Occluded fourth ventricle (trapped ventricle) is reported in eight of 47 children (17%) receiving repeated shunt revisions for hydrocephalus at the Stritch School of Medicine, Loyola University of Chicago, Maywood, IL. The hydrocephalus was caused by intraventricular hemorrhage but the fourth ventricular enlargement developed only after shunting. Massive dilatation of the ventricle occurred in four, three developed a progressive spastic quadriparesis, and two had increased intracranial pressure with lethargy and vomiting. Two children underwent a fourth ventricular shunt; one became more alert and less quadriparetic, and the other showed gradual improvement in motor function. [1]

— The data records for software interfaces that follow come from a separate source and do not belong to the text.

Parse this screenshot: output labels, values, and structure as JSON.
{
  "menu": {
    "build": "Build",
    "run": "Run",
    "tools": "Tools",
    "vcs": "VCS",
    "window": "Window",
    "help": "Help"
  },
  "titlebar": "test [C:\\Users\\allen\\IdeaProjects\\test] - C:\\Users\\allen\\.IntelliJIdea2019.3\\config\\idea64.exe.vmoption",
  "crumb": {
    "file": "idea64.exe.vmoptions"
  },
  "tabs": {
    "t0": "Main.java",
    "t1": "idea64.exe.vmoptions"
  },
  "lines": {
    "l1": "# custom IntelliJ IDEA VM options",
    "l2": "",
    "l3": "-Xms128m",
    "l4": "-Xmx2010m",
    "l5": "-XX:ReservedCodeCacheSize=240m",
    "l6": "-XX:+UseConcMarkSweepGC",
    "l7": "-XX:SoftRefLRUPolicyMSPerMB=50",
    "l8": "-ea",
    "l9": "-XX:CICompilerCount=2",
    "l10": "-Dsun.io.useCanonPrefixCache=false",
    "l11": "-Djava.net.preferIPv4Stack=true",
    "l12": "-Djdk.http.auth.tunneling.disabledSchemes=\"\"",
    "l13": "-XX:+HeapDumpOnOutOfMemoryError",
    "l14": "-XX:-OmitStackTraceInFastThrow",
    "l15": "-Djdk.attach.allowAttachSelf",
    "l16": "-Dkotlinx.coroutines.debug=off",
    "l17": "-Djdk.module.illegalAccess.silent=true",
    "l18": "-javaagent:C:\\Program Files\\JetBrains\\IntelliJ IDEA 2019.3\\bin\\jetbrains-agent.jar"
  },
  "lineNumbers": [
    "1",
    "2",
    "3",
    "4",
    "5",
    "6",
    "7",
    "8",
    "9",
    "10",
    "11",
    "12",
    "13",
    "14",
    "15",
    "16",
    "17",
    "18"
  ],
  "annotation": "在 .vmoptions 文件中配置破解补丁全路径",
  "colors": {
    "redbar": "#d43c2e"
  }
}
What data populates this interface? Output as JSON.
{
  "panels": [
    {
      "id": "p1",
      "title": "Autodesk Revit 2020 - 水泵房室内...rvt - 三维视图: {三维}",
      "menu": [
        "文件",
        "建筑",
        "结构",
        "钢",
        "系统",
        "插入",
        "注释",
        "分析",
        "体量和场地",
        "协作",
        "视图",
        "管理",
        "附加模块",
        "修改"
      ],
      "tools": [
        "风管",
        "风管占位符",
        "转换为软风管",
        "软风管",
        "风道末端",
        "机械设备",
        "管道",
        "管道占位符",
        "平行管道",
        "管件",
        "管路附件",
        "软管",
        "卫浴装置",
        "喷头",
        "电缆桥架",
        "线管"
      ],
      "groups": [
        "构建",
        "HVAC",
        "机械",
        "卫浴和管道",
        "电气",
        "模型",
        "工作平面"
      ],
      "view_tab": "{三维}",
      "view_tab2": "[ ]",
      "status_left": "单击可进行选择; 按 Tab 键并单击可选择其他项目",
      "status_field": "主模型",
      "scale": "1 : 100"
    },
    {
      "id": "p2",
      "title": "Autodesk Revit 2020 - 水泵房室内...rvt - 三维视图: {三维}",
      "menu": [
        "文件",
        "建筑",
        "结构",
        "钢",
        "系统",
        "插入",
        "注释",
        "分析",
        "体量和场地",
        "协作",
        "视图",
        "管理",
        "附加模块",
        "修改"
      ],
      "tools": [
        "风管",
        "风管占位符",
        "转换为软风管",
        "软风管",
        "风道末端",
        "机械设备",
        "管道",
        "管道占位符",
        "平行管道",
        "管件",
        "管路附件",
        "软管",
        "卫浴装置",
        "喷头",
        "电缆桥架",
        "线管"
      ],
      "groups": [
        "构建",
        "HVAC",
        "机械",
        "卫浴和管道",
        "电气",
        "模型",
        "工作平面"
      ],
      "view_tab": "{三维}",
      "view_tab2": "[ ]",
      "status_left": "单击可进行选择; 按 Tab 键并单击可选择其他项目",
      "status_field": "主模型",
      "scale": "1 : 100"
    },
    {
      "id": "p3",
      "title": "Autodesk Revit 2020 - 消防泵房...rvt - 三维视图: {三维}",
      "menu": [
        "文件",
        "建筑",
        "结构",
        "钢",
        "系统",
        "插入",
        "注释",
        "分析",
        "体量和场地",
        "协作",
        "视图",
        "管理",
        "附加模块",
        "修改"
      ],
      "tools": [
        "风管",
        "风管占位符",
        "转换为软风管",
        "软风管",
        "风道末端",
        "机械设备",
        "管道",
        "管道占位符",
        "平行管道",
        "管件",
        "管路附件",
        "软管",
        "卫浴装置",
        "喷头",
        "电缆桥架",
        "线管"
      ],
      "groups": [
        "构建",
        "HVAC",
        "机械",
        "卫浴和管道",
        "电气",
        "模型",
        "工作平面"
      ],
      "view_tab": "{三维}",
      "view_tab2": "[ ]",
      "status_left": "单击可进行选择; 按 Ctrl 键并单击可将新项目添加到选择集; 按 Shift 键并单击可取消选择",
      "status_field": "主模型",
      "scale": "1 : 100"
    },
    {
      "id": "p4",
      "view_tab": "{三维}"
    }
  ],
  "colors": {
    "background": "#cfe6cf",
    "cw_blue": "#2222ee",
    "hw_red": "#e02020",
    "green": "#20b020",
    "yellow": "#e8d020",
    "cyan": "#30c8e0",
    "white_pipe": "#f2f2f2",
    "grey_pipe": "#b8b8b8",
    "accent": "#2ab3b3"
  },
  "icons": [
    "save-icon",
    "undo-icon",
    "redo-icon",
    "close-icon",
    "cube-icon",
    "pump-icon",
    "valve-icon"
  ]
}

COMMENT. Trapped ventricle following repeated shunting may be manifested by headache, lethargy, vomiting, ataxia, spastic quadriparesis, cranial nerve palsies and head tilt. This complication appears to be common among children with intraventricular hemorrhage who have received ventricular peritoneal shunting. Progressive fourth ventricular enlargement may be silent and diagnosis requires post shunt neural imaging and brain stem auditory evoked responses. Shunting of the fourth ventricle results in clinical improvement.